A May 1970 edition of the Herald showed Austin angler Alex Laufle with a 5-pound brown trout he caught in a small lake, east of Lyle. It noted that a year earlier Laufle hooked a 15-pound northern in the Cedar at Austin.
In 1962, possibly a relative of his named Gerald Laufle, was pictured in the Herald near the East Side Lake dam with a 16-pound carp he caught there by pulling it out of the water when the lake’s level was lowered for a cleaning project. He and a friend caught 10 fish, mostly carp. An 8-year-old boy also caught a 10-pound carp and a 15-pound carp, who “put up a good fight.”
Back in May 1954, the Herald highlighted 13-year-old Austin boy Robert Maxfield for getting up early for the fishing opener and casting “his Daredevil into the pools below Ramsey Dam on the Cedar River.” He caught a 12-pound northern that day at 6:30 a.m.
“It took Robert 10 minutes to land the brute,” which measured 37 inches.
Ice fishing above Ramsey
Above the Ramsey Dam also has continued to be a destination for ice anglers, dating back to when the river was dammed there circa 1870 for the creation of a flour mill that today is The Old Mill Restaurant.
In January 1907, the Herald reported on a “party of fishermen” who left early in the morning to spear pickerel at the “Straight” of the Cedar at Ramsey — likely the long, straight channel upstream from the dam.
“The method used there is for several to cut holes through the ice at right angles to the stream and then at these holes, the spearmen sit covered with a blanket,” wrote the Herald. “Others of the party by beating the ice and other means scare the fish, which, in their flight, are taken as they attempt to pass the men with the weapons.”
On Feb. 9, 1871, the Register reported a “scarcity of fish” for ice fishing.
“For some reason, the fish in the Cedar River are not as numerous as they have been during previous winters,” the Register wrote. “ Last year at about this time, pickerel were being caught through holes in the ice, with ‘grab hooks,’ by the hundreds.

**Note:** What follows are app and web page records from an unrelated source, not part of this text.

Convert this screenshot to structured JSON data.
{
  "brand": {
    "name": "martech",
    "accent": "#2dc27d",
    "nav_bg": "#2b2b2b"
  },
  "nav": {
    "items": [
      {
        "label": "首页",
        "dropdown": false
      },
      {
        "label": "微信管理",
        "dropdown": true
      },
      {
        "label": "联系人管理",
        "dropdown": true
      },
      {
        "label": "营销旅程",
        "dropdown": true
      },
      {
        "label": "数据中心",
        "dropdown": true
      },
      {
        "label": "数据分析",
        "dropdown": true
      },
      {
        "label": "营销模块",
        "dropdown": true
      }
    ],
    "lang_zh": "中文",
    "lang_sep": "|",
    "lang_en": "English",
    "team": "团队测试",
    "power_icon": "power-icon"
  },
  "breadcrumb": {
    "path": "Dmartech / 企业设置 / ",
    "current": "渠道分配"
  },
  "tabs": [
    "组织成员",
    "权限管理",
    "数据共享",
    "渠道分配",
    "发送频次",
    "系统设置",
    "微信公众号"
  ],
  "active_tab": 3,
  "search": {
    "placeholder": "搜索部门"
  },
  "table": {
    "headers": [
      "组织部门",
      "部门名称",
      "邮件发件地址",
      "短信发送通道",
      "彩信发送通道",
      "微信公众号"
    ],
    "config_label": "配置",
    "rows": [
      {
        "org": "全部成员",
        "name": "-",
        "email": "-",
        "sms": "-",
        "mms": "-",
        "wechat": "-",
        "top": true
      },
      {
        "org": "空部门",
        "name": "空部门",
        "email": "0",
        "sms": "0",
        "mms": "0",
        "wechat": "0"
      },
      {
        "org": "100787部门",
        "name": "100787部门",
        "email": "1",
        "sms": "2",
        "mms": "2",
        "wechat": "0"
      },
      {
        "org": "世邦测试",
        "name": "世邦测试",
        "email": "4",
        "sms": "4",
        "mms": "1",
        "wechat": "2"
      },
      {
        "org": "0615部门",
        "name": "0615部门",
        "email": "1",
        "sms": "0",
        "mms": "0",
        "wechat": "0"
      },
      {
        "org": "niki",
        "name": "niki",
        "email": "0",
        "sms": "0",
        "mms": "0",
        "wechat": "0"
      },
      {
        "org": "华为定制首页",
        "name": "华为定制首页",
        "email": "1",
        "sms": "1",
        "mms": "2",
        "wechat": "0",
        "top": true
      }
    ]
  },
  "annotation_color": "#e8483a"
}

Very few thus far have been caught this season.”
Ice fishing also became popular at East Side Lake in the 1950s and remains a local destination for ice anglers in winter.
That era seemed good for fishing locally overall.
When the regular fishing season opened in May 1951, the Herald reported that “everyone is in the mood for fishing, even the fish.”
“Record crowds are lining the shores of East Side Lake and the Cedar River, near Ramsey since the opening,” the Herald wrote.
Children were catching their limit of crappies at East Side Lake while some anglers were catching northerns up to 4.5 pounds there. Others fishing near Ramsey were catching their limit of northerns (three per day at the time) from 2.5 to 6 pounds.